## TASK TO CARRY OUT
An exact copy of every record is needed, with all pictures omitted.

## DATA LISTING
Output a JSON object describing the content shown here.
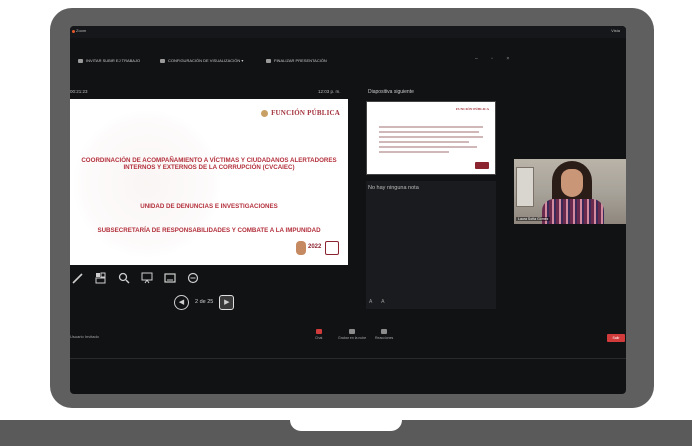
{
  "window": {
    "app_name": "Zoom",
    "top_right": "Vista"
  },
  "toolbar": {
    "items": [
      {
        "icon": "share-icon",
        "label": "INVITAR SUBIR EJ TRABAJO"
      },
      {
        "icon": "phone-icon",
        "label": "CONFIGURACIÓN DE VISUALIZACIÓN ▾"
      },
      {
        "icon": "presentation-icon",
        "label": "FINALIZAR PRESENTACIÓN"
      }
    ],
    "window_controls": "– ▫ ×"
  },
  "status": {
    "elapsed": "00:21:23",
    "clock": "12:03 p. m.",
    "next_slide_label": "Diapositiva siguiente"
  },
  "slide": {
    "logo_text": "FUNCIÓN PÚBLICA",
    "line1": "COORDINACIÓN DE ACOMPAÑAMIENTO A VÍCTIMAS Y CIUDADANOS ALERTADORES INTERNOS Y EXTERNOS DE LA CORRUPCIÓN (CVCAIEC)",
    "line2": "UNIDAD DE DENUNCIAS E INVESTIGACIONES",
    "line3": "SUBSECRETARÍA DE RESPONSABILIDADES Y COMBATE A LA IMPUNIDAD",
    "sticker_year": "2022"
  },
  "slide_tools": [
    "pen-icon",
    "slide-grid-icon",
    "zoom-icon",
    "pointer-icon",
    "subtitles-icon",
    "more-options-icon"
  ],
  "pager": {
    "text": "2 de 25",
    "prev": "◀",
    "next": "▶"
  },
  "notes": {
    "text": "No hay ninguna nota",
    "zoom_controls": "A A"
  },
  "video": {
    "participant_name": "Laura Sofía Gómez"
  },
  "bottombar": {
    "left_text": "Usuario Invitado",
    "items": [
      {
        "icon": "chat-icon",
        "label": "Chat"
      },
      {
        "icon": "record-icon",
        "label": "Grabar en la nube"
      },
      {
        "icon": "reactions-icon",
        "label": "Reacciones"
      }
    ],
    "end_label": "Salir"
  },
  "colors": {
    "slide_red": "#b3303c",
    "end_red": "#d23b3b",
    "laptop_gray": "#5f5f5f"
  }
}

## SOLUTION
Output a JSON object describing the content shown here.
{
  "window": {
    "app_name": "Zoom",
    "top_right": "Vista"
  },
  "toolbar": {
    "items": [
      {
        "icon": "share-icon",
        "label": "INVITAR SUBIR EJ TRABAJO"
      },
      {
        "icon": "phone-icon",
        "label": "CONFIGURACIÓN DE VISUALIZACIÓN ▾"
      },
      {
        "icon": "presentation-icon",
        "label": "FINALIZAR PRESENTACIÓN"
      }
    ],
    "window_controls": "– ▫ ×"
  },
  "status": {
    "elapsed": "00:21:23",
    "clock": "12:03 p. m.",
    "next_slide_label": "Diapositiva siguiente"
  },
  "slide": {
    "logo_text": "FUNCIÓN PÚBLICA",
    "line1": "COORDINACIÓN DE ACOMPAÑAMIENTO A VÍCTIMAS Y CIUDADANOS ALERTADORES INTERNOS Y EXTERNOS DE LA CORRUPCIÓN (CVCAIEC)",
    "line2": "UNIDAD DE DENUNCIAS E INVESTIGACIONES",
    "line3": "SUBSECRETARÍA DE RESPONSABILIDADES Y COMBATE A LA IMPUNIDAD",
    "sticker_year": "2022"
  },
  "slide_tools": [
    "pen-icon",
    "slide-grid-icon",
    "zoom-icon",
    "pointer-icon",
    "subtitles-icon",
    "more-options-icon"
  ],
  "pager": {
    "text": "2 de 25",
    "prev": "◀",
    "next": "▶"
  },
  "notes": {
    "text": "No hay ninguna nota",
    "zoom_controls": "A A"
  },
  "video": {
    "participant_name": "Laura Sofía Gómez"
  },
  "bottombar": {
    "left_text": "Usuario Invitado",
    "items": [
      {
        "icon": "chat-icon",
        "label": "Chat"
      },
      {
        "icon": "record-icon",
        "label": "Grabar en la nube"
      },
      {
        "icon": "reactions-icon",
        "label": "Reacciones"
      }
    ],
    "end_label": "Salir"
  },
  "colors": {
    "slide_red": "#b3303c",
    "end_red": "#d23b3b",
    "laptop_gray": "#5f5f5f"
  }
}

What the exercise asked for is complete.